Please reproduce the entries below exactly, omitting any images they contain.

▬▬▬▬▬▬

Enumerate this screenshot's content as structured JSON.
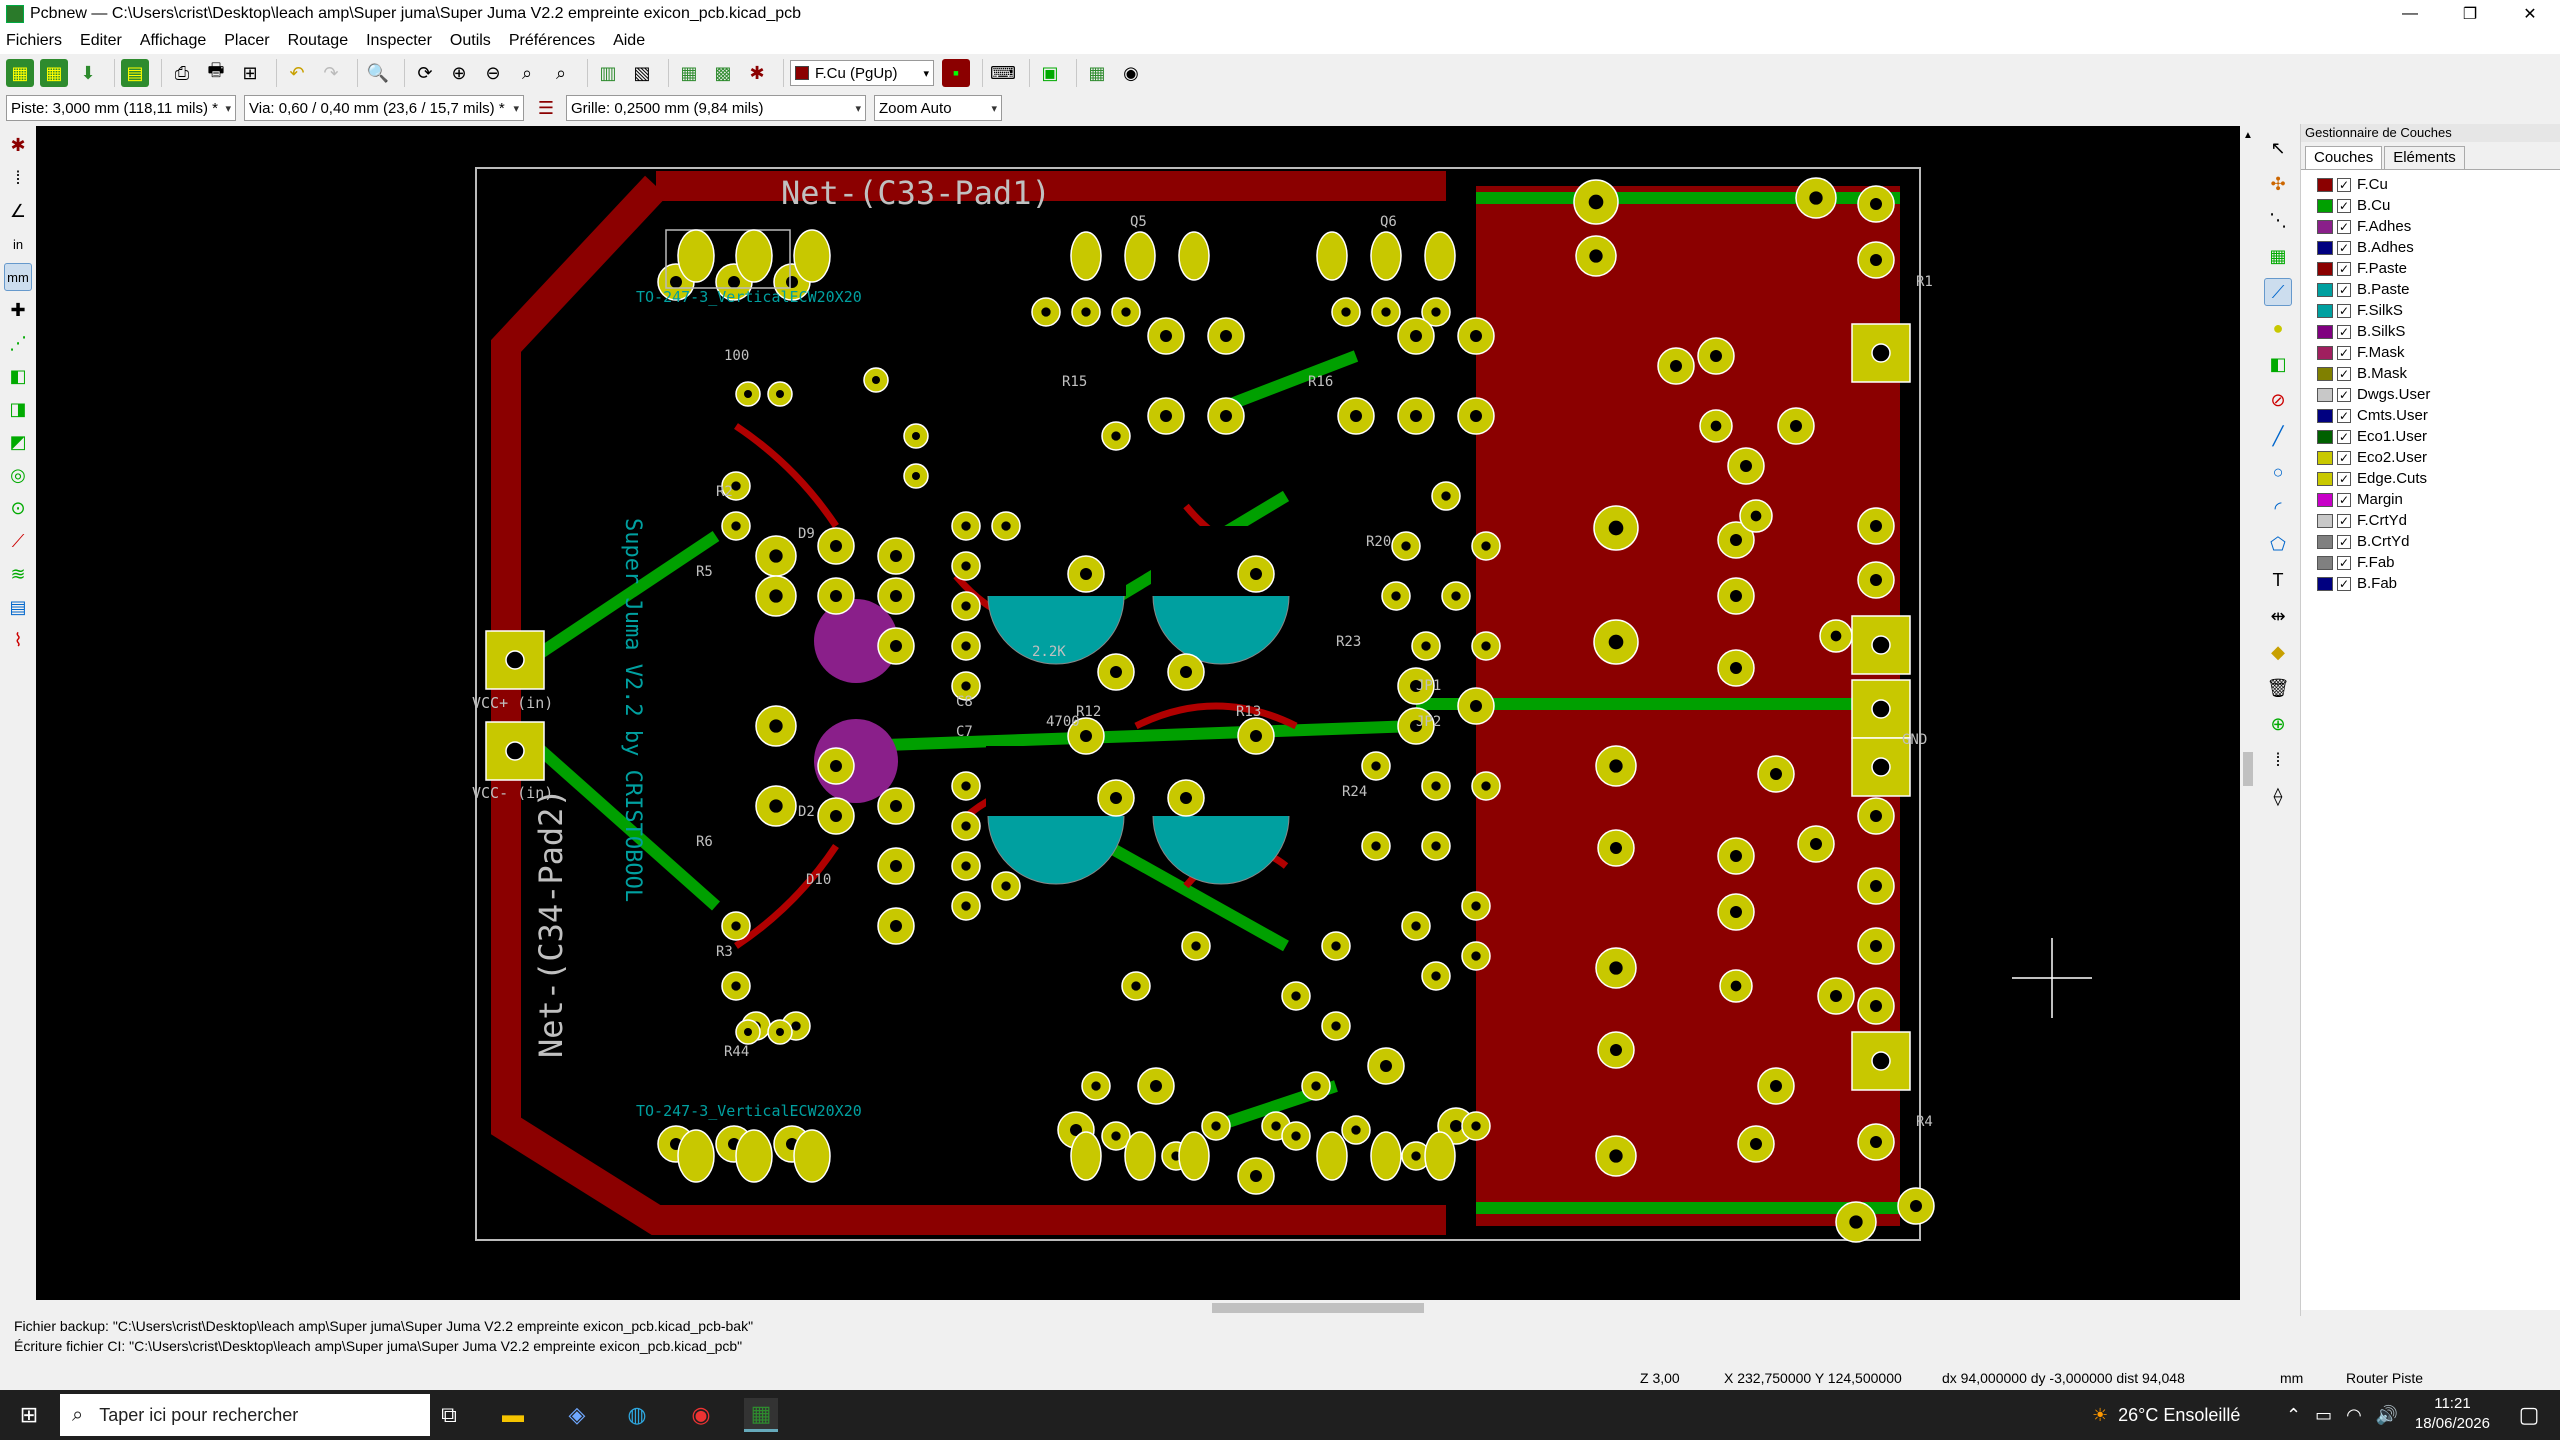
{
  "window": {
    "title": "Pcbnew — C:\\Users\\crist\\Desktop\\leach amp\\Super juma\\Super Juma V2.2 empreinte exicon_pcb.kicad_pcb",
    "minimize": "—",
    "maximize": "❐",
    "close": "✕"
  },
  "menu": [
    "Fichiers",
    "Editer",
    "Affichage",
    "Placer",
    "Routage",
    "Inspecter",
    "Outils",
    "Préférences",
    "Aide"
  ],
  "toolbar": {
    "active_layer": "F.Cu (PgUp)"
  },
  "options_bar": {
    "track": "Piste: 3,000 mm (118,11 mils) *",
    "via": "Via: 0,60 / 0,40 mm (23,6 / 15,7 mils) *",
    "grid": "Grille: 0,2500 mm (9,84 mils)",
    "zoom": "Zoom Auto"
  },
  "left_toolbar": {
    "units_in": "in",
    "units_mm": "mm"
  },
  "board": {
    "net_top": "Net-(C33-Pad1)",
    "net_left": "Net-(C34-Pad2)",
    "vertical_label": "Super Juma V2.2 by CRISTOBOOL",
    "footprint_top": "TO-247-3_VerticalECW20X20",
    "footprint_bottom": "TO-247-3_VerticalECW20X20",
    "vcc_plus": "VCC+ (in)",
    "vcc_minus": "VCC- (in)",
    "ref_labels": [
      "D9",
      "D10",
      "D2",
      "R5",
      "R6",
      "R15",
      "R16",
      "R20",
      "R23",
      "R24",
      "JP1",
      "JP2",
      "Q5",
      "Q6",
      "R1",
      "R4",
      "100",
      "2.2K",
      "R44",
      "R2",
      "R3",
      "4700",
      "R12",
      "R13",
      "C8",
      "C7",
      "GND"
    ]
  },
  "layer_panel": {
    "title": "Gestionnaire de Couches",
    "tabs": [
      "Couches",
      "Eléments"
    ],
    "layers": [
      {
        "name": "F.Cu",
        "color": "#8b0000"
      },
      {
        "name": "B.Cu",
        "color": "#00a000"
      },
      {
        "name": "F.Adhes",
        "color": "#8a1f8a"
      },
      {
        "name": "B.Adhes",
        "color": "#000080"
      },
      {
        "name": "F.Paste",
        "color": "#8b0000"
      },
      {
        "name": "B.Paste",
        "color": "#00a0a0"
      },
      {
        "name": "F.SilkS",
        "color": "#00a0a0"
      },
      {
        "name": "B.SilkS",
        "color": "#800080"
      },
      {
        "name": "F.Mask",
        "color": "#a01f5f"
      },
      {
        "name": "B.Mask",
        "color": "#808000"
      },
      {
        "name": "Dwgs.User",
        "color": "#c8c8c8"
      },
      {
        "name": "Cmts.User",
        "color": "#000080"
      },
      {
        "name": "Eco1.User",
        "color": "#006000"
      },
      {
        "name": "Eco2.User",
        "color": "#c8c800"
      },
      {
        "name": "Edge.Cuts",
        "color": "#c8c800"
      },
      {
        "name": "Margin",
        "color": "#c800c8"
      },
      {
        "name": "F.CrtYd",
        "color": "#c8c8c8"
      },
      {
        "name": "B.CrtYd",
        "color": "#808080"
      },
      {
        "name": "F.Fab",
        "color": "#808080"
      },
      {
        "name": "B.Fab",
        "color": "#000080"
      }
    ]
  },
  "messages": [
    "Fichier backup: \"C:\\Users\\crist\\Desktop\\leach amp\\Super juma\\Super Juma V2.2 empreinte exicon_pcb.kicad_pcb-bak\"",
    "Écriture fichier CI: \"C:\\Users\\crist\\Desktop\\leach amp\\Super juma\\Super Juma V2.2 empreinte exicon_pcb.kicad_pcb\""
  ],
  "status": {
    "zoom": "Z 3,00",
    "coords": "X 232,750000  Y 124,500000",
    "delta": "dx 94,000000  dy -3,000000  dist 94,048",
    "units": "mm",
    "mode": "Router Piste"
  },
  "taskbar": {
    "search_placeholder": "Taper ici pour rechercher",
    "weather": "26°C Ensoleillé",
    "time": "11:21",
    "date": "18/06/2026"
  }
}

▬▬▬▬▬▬

**ANSWER AREA**.
Enumerate this screenshot's content as structured JSON.
{
  "window": {
    "title": "Pcbnew — C:\\Users\\crist\\Desktop\\leach amp\\Super juma\\Super Juma V2.2 empreinte exicon_pcb.kicad_pcb",
    "minimize": "—",
    "maximize": "❐",
    "close": "✕"
  },
  "menu": [
    "Fichiers",
    "Editer",
    "Affichage",
    "Placer",
    "Routage",
    "Inspecter",
    "Outils",
    "Préférences",
    "Aide"
  ],
  "toolbar": {
    "active_layer": "F.Cu (PgUp)"
  },
  "options_bar": {
    "track": "Piste: 3,000 mm (118,11 mils) *",
    "via": "Via: 0,60 / 0,40 mm (23,6 / 15,7 mils) *",
    "grid": "Grille: 0,2500 mm (9,84 mils)",
    "zoom": "Zoom Auto"
  },
  "left_toolbar": {
    "units_in": "in",
    "units_mm": "mm"
  },
  "board": {
    "net_top": "Net-(C33-Pad1)",
    "net_left": "Net-(C34-Pad2)",
    "vertical_label": "Super Juma V2.2 by CRISTOBOOL",
    "footprint_top": "TO-247-3_VerticalECW20X20",
    "footprint_bottom": "TO-247-3_VerticalECW20X20",
    "vcc_plus": "VCC+ (in)",
    "vcc_minus": "VCC- (in)",
    "ref_labels": [
      "D9",
      "D10",
      "D2",
      "R5",
      "R6",
      "R15",
      "R16",
      "R20",
      "R23",
      "R24",
      "JP1",
      "JP2",
      "Q5",
      "Q6",
      "R1",
      "R4",
      "100",
      "2.2K",
      "R44",
      "R2",
      "R3",
      "4700",
      "R12",
      "R13",
      "C8",
      "C7",
      "GND"
    ]
  },
  "layer_panel": {
    "title": "Gestionnaire de Couches",
    "tabs": [
      "Couches",
      "Eléments"
    ],
    "layers": [
      {
        "name": "F.Cu",
        "color": "#8b0000"
      },
      {
        "name": "B.Cu",
        "color": "#00a000"
      },
      {
        "name": "F.Adhes",
        "color": "#8a1f8a"
      },
      {
        "name": "B.Adhes",
        "color": "#000080"
      },
      {
        "name": "F.Paste",
        "color": "#8b0000"
      },
      {
        "name": "B.Paste",
        "color": "#00a0a0"
      },
      {
        "name": "F.SilkS",
        "color": "#00a0a0"
      },
      {
        "name": "B.SilkS",
        "color": "#800080"
      },
      {
        "name": "F.Mask",
        "color": "#a01f5f"
      },
      {
        "name": "B.Mask",
        "color": "#808000"
      },
      {
        "name": "Dwgs.User",
        "color": "#c8c8c8"
      },
      {
        "name": "Cmts.User",
        "color": "#000080"
      },
      {
        "name": "Eco1.User",
        "color": "#006000"
      },
      {
        "name": "Eco2.User",
        "color": "#c8c800"
      },
      {
        "name": "Edge.Cuts",
        "color": "#c8c800"
      },
      {
        "name": "Margin",
        "color": "#c800c8"
      },
      {
        "name": "F.CrtYd",
        "color": "#c8c8c8"
      },
      {
        "name": "B.CrtYd",
        "color": "#808080"
      },
      {
        "name": "F.Fab",
        "color": "#808080"
      },
      {
        "name": "B.Fab",
        "color": "#000080"
      }
    ]
  },
  "messages": [
    "Fichier backup: \"C:\\Users\\crist\\Desktop\\leach amp\\Super juma\\Super Juma V2.2 empreinte exicon_pcb.kicad_pcb-bak\"",
    "Écriture fichier CI: \"C:\\Users\\crist\\Desktop\\leach amp\\Super juma\\Super Juma V2.2 empreinte exicon_pcb.kicad_pcb\""
  ],
  "status": {
    "zoom": "Z 3,00",
    "coords": "X 232,750000  Y 124,500000",
    "delta": "dx 94,000000  dy -3,000000  dist 94,048",
    "units": "mm",
    "mode": "Router Piste"
  },
  "taskbar": {
    "search_placeholder": "Taper ici pour rechercher",
    "weather": "26°C Ensoleillé",
    "time": "11:21",
    "date": "18/06/2026"
  }
}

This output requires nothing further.